After the press conference we went to the Marimekko Headquarters. This was one thing I really wanted to see, but in the end I couldn't go in -- I was still writing up the stuff from Clinton's press conference and had to stay in the bus to get it filed to London. The outside of the HQ was not terribly impressive but people said the inside (and the store) were really good. I'm sorry to have missed it.

After that, another embassy meet'and'greet and then we all went to a restaurant in downtown Helsinki for a drink to celebrate the 30th birthday of one of Clinton's staffers. It was a great hour or two -- Clinton was relaxed, people were joking, and it all felt very comfortable. You can tell Clinton and her staff all feel that they are heading into the home stretch and they are loosening up a little. Also there was champagne. It was 6 p.m. in Helsinki but only 11 a.m. in DC. Oh well, tasted good nonetheless.
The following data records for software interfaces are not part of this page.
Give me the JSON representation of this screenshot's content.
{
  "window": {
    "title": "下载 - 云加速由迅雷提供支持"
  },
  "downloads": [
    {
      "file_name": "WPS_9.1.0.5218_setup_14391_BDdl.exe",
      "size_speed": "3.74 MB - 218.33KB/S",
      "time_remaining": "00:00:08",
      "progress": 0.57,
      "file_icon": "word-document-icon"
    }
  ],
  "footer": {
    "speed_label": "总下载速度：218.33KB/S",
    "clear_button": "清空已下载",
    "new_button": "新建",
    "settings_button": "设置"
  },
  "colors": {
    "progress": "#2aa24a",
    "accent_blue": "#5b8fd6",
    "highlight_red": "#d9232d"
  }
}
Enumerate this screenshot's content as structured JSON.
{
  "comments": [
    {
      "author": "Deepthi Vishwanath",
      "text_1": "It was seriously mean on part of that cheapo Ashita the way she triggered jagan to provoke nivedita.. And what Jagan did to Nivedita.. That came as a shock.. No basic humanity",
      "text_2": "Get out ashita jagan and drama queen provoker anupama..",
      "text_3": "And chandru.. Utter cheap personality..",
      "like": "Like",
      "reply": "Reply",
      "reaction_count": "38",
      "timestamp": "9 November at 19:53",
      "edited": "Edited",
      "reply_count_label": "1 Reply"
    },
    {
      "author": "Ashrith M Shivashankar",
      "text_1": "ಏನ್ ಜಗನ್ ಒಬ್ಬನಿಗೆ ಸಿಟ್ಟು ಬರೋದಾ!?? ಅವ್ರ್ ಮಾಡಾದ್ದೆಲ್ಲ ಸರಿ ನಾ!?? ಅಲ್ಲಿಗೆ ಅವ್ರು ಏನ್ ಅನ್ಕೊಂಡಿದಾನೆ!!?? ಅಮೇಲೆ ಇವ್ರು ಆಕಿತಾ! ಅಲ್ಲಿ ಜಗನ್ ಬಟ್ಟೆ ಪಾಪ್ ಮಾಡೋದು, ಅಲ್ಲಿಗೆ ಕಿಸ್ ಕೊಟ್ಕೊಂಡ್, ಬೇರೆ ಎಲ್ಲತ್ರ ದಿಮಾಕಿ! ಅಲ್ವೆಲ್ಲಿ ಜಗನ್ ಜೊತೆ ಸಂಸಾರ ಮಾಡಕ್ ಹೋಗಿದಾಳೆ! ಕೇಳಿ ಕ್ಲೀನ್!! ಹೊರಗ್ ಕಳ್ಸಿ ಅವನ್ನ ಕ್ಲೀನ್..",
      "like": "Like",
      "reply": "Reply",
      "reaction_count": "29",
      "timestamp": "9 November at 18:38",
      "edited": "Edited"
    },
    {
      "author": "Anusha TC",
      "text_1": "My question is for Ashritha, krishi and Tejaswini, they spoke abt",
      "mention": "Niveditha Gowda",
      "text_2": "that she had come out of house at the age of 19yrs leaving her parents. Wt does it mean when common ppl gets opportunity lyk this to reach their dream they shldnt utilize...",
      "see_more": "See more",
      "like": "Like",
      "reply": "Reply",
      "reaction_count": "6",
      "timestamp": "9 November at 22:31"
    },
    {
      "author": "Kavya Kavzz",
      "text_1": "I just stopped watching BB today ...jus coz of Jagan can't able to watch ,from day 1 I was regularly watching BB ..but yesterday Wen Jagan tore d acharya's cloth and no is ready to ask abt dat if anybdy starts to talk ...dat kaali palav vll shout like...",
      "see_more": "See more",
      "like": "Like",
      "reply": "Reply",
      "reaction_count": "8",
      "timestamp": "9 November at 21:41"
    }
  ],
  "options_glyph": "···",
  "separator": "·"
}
While we had been having the get together, there was only one other table occupied at the far end of the restaurant. We weren't sure who they were, or why nobody else was being allowed to sit down. It turns out they were "KENT", a very famous (we were told) Swedish boy band. As we got up to leave they all came over to the table and serenaded Clinton and the staffer. It was very cute, and Clinton thought it was hilarious.

Clinton and a few people left, and the rest of us went to another restaurant for dinner. It was on the waterfront and really gave a lovely view of Helsinki. The whole place feels like the Pacific Northwest -- ferries, small, pine covered islands, people outside. And the light...still bright outside long past 8 p.m. It is disorienting and I can't imagine what the winter, with 20 hours of darkness every day, is like. Now I am going to pack up and drag my bag to the drop off point so that I don't have to get up at 5 a.m. tomorrow morning, then try to get to sleep so I'll be awake for tomorrow's day trip to Riga.